-- Opening Marker --

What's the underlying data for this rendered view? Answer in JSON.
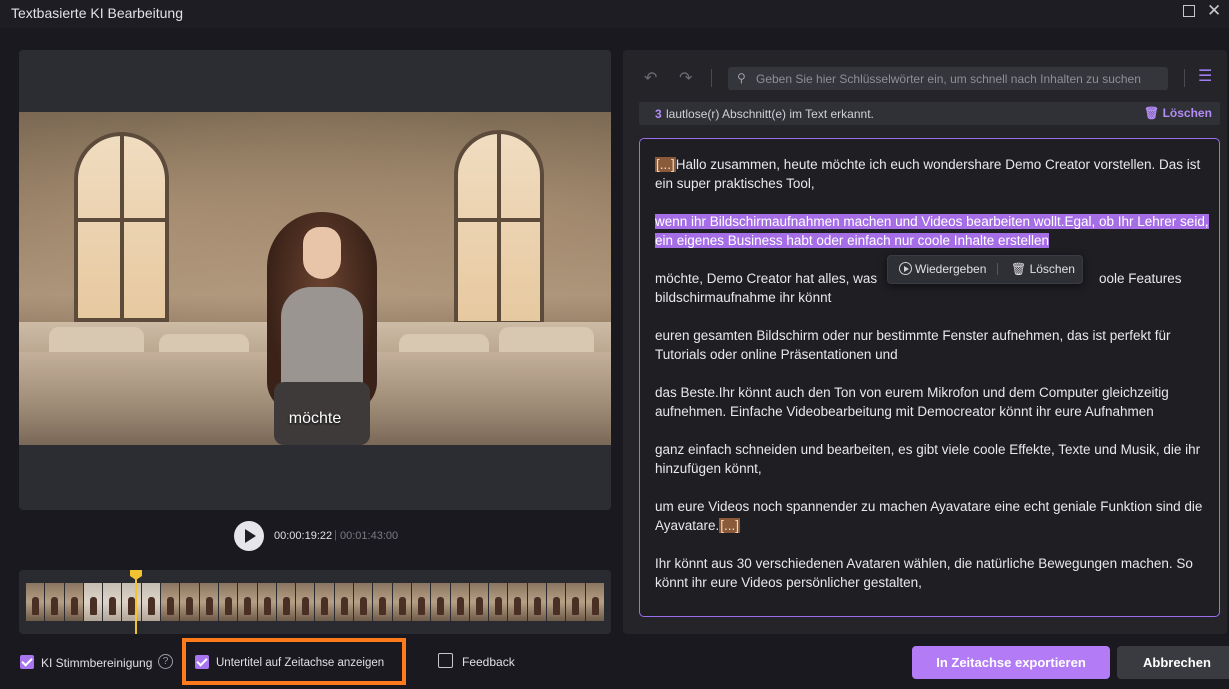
{
  "window": {
    "title": "Textbasierte KI Bearbeitung"
  },
  "player": {
    "subtitle": "möchte",
    "time_current": "00:00:19:22",
    "time_separator": "|",
    "time_total": "00:01:43:00"
  },
  "search": {
    "placeholder": "Geben Sie hier Schlüsselwörter ein, um schnell nach Inhalten zu suchen"
  },
  "silence": {
    "count": "3",
    "text": "lautlose(r) Abschnitt(e) im Text erkannt.",
    "delete_label": "Löschen"
  },
  "transcript": {
    "tag": "[...]",
    "p1": "Hallo zusammen, heute möchte ich euch wondershare Demo Creator vorstellen. Das ist ein super praktisches Tool,",
    "p2": " wenn ihr Bildschirmaufnahmen machen und Videos bearbeiten wollt.Egal, ob Ihr Lehrer seid, ein eigenes Business habt oder einfach nur coole Inhalte erstellen",
    "p3a": " möchte, Demo Creator hat alles, was",
    "p3b": "oole Features",
    "p3c": "bildschirmaufnahme ihr könnt",
    "p4": " euren gesamten Bildschirm oder nur bestimmte Fenster aufnehmen, das ist perfekt für Tutorials oder online Präsentationen und",
    "p5": " das Beste.Ihr könnt auch den Ton von eurem Mikrofon und dem Computer gleichzeitig aufnehmen. Einfache Videobearbeitung mit Democreator könnt ihr eure Aufnahmen",
    "p6": " ganz einfach schneiden und bearbeiten, es gibt viele coole Effekte, Texte und Musik, die ihr hinzufügen könnt,",
    "p7": " um eure Videos noch spannender zu machen Ayavatare eine echt geniale Funktion sind die Ayavatare.",
    "p8": "Ihr könnt aus 30 verschiedenen Avataren wählen, die natürliche Bewegungen machen. So könnt ihr eure Videos persönlicher gestalten,"
  },
  "popup": {
    "play_label": "Wiedergeben",
    "delete_label": "Löschen"
  },
  "bottom": {
    "voice_clean_label": "KI Stimmbereinigung",
    "help": "?",
    "subtitle_timeline_label": "Untertitel auf Zeitachse anzeigen",
    "feedback_label": "Feedback",
    "export_label": "In Zeitachse exportieren",
    "cancel_label": "Abbrechen"
  },
  "icons": {
    "undo": "undo-icon",
    "redo": "redo-icon",
    "search": "search-icon",
    "filter": "filter-clear-icon",
    "trash": "trash-icon",
    "play": "play-icon",
    "feedback": "feedback-icon"
  },
  "colors": {
    "accent": "#b37bf5",
    "highlight": "#ff7a1a",
    "tag": "#8a5a3a",
    "playhead": "#f2c230"
  }
}
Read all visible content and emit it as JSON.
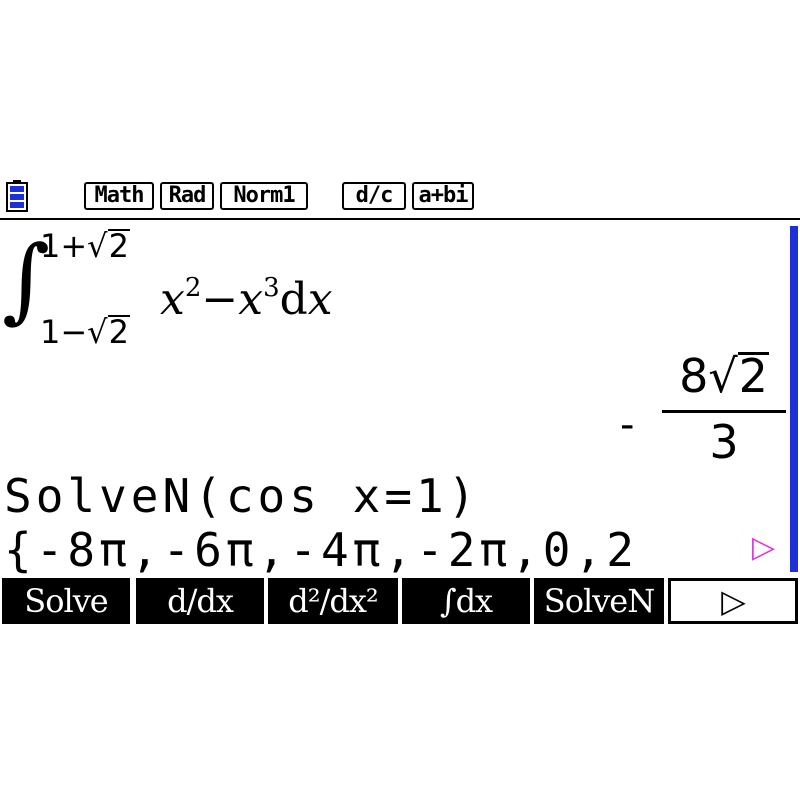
{
  "status_bar": {
    "indicators": [
      "Math",
      "Rad",
      "Norm1",
      "d/c",
      "a+bi"
    ]
  },
  "expression1": {
    "upper_limit_prefix": "1+",
    "upper_limit_radicand": "2",
    "lower_limit_prefix": "1−",
    "lower_limit_radicand": "2",
    "integrand_part1": "x",
    "exp1": "2",
    "integrand_minus": "−",
    "integrand_part2": "x",
    "exp2": "3",
    "differential": "d",
    "differential_var": "x"
  },
  "result1": {
    "sign": "-",
    "numerator_coeff": "8",
    "numerator_radicand": "2",
    "denominator": "3"
  },
  "expression2": {
    "text": "SolveN(cos x=1)"
  },
  "result2": {
    "text": "{-8π,-6π,-4π,-2π,0,2"
  },
  "scroll_arrow": "▷",
  "function_keys": [
    {
      "label": "Solve"
    },
    {
      "label": "d/dx"
    },
    {
      "label": "d²/dx²"
    },
    {
      "label": "∫dx"
    },
    {
      "label": "SolveN"
    },
    {
      "label": "▷"
    }
  ],
  "colors": {
    "battery": "#1d2fd6",
    "scrollbar": "#1d2fd6",
    "scroll_arrow": "#e62ee6"
  }
}
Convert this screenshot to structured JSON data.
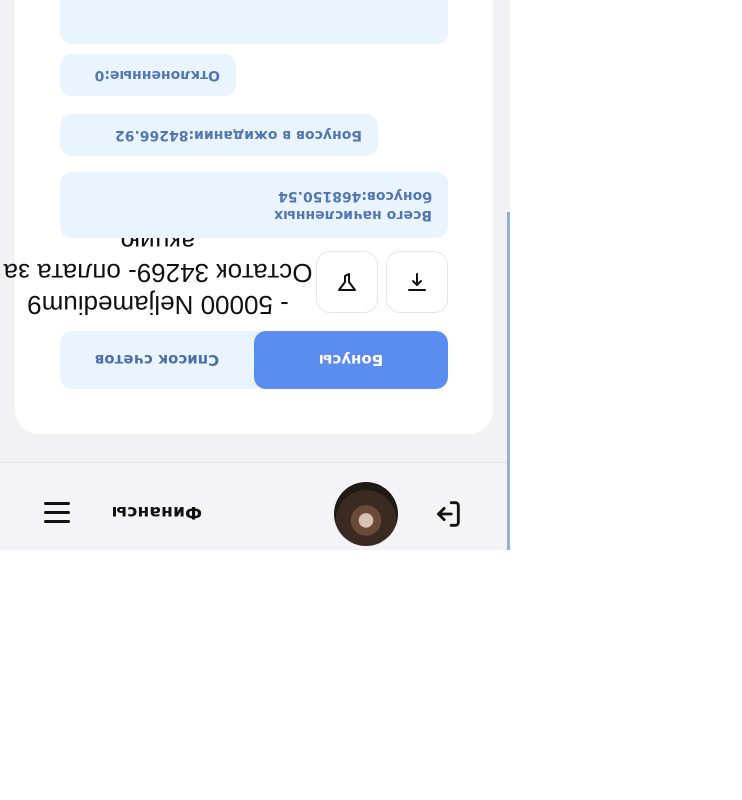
{
  "header": {
    "title": "Финансы",
    "logout_icon": "logout-icon",
    "menu_icon": "hamburger-menu-icon"
  },
  "tabs": [
    {
      "label": "Бонусы",
      "active": true
    },
    {
      "label": "Список счетов",
      "active": false
    }
  ],
  "actions": {
    "upload_icon": "upload-icon",
    "filter_icon": "filter-icon"
  },
  "caption": "- 50000 Neljamedium9 Остаток 34269- оплата за акцию",
  "stats": {
    "total_line1": "Всего начисленных",
    "total_line2": "бонусов:468150.54",
    "pending": "Бонусов в ожидании:84266.92",
    "rejected": "Отклоненные:0"
  },
  "colors": {
    "accent": "#5b8cf0",
    "chip_bg": "#eaf4ff",
    "chip_text": "#5277b3"
  }
}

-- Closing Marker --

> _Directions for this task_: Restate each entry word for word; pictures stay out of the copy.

> _The answer_:
What's the underlying data for this rendered view? Answer in JSON.
{
  "window": {
    "title": "Textbasierte KI Bearbeitung"
  },
  "player": {
    "subtitle": "möchte",
    "time_current": "00:00:19:22",
    "time_separator": "|",
    "time_total": "00:01:43:00"
  },
  "search": {
    "placeholder": "Geben Sie hier Schlüsselwörter ein, um schnell nach Inhalten zu suchen"
  },
  "silence": {
    "count": "3",
    "text": "lautlose(r) Abschnitt(e) im Text erkannt.",
    "delete_label": "Löschen"
  },
  "transcript": {
    "tag": "[...]",
    "p1": "Hallo zusammen, heute möchte ich euch wondershare Demo Creator vorstellen. Das ist ein super praktisches Tool,",
    "p2": " wenn ihr Bildschirmaufnahmen machen und Videos bearbeiten wollt.Egal, ob Ihr Lehrer seid, ein eigenes Business habt oder einfach nur coole Inhalte erstellen",
    "p3a": " möchte, Demo Creator hat alles, was",
    "p3b": "oole Features",
    "p3c": "bildschirmaufnahme ihr könnt",
    "p4": " euren gesamten Bildschirm oder nur bestimmte Fenster aufnehmen, das ist perfekt für Tutorials oder online Präsentationen und",
    "p5": " das Beste.Ihr könnt auch den Ton von eurem Mikrofon und dem Computer gleichzeitig aufnehmen. Einfache Videobearbeitung mit Democreator könnt ihr eure Aufnahmen",
    "p6": " ganz einfach schneiden und bearbeiten, es gibt viele coole Effekte, Texte und Musik, die ihr hinzufügen könnt,",
    "p7": " um eure Videos noch spannender zu machen Ayavatare eine echt geniale Funktion sind die Ayavatare.",
    "p8": "Ihr könnt aus 30 verschiedenen Avataren wählen, die natürliche Bewegungen machen. So könnt ihr eure Videos persönlicher gestalten,"
  },
  "popup": {
    "play_label": "Wiedergeben",
    "delete_label": "Löschen"
  },
  "bottom": {
    "voice_clean_label": "KI Stimmbereinigung",
    "help": "?",
    "subtitle_timeline_label": "Untertitel auf Zeitachse anzeigen",
    "feedback_label": "Feedback",
    "export_label": "In Zeitachse exportieren",
    "cancel_label": "Abbrechen"
  },
  "icons": {
    "undo": "undo-icon",
    "redo": "redo-icon",
    "search": "search-icon",
    "filter": "filter-clear-icon",
    "trash": "trash-icon",
    "play": "play-icon",
    "feedback": "feedback-icon"
  },
  "colors": {
    "accent": "#b37bf5",
    "highlight": "#ff7a1a",
    "tag": "#8a5a3a",
    "playhead": "#f2c230"
  }
}
Read all visible content and emit it as JSON.
{
  "status_bar": {
    "indicators": [
      "Math",
      "Rad",
      "Norm1",
      "d/c",
      "a+bi"
    ]
  },
  "expression1": {
    "upper_limit_prefix": "1+",
    "upper_limit_radicand": "2",
    "lower_limit_prefix": "1−",
    "lower_limit_radicand": "2",
    "integrand_part1": "x",
    "exp1": "2",
    "integrand_minus": "−",
    "integrand_part2": "x",
    "exp2": "3",
    "differential": "d",
    "differential_var": "x"
  },
  "result1": {
    "sign": "-",
    "numerator_coeff": "8",
    "numerator_radicand": "2",
    "denominator": "3"
  },
  "expression2": {
    "text": "SolveN(cos x=1)"
  },
  "result2": {
    "text": "{-8π,-6π,-4π,-2π,0,2"
  },
  "scroll_arrow": "▷",
  "function_keys": [
    {
      "label": "Solve"
    },
    {
      "label": "d/dx"
    },
    {
      "label": "d²/dx²"
    },
    {
      "label": "∫dx"
    },
    {
      "label": "SolveN"
    },
    {
      "label": "▷"
    }
  ],
  "colors": {
    "battery": "#1d2fd6",
    "scrollbar": "#1d2fd6",
    "scroll_arrow": "#e62ee6"
  }
}
Convert this screenshot to structured JSON data.
{
  "header": {
    "title": "Финансы",
    "logout_icon": "logout-icon",
    "menu_icon": "hamburger-menu-icon"
  },
  "tabs": [
    {
      "label": "Бонусы",
      "active": true
    },
    {
      "label": "Список счетов",
      "active": false
    }
  ],
  "actions": {
    "upload_icon": "upload-icon",
    "filter_icon": "filter-icon"
  },
  "caption": "- 50000 Neljamedium9 Остаток 34269- оплата за акцию",
  "stats": {
    "total_line1": "Всего начисленных",
    "total_line2": "бонусов:468150.54",
    "pending": "Бонусов в ожидании:84266.92",
    "rejected": "Отклоненные:0"
  },
  "colors": {
    "accent": "#5b8cf0",
    "chip_bg": "#eaf4ff",
    "chip_text": "#5277b3"
  }
}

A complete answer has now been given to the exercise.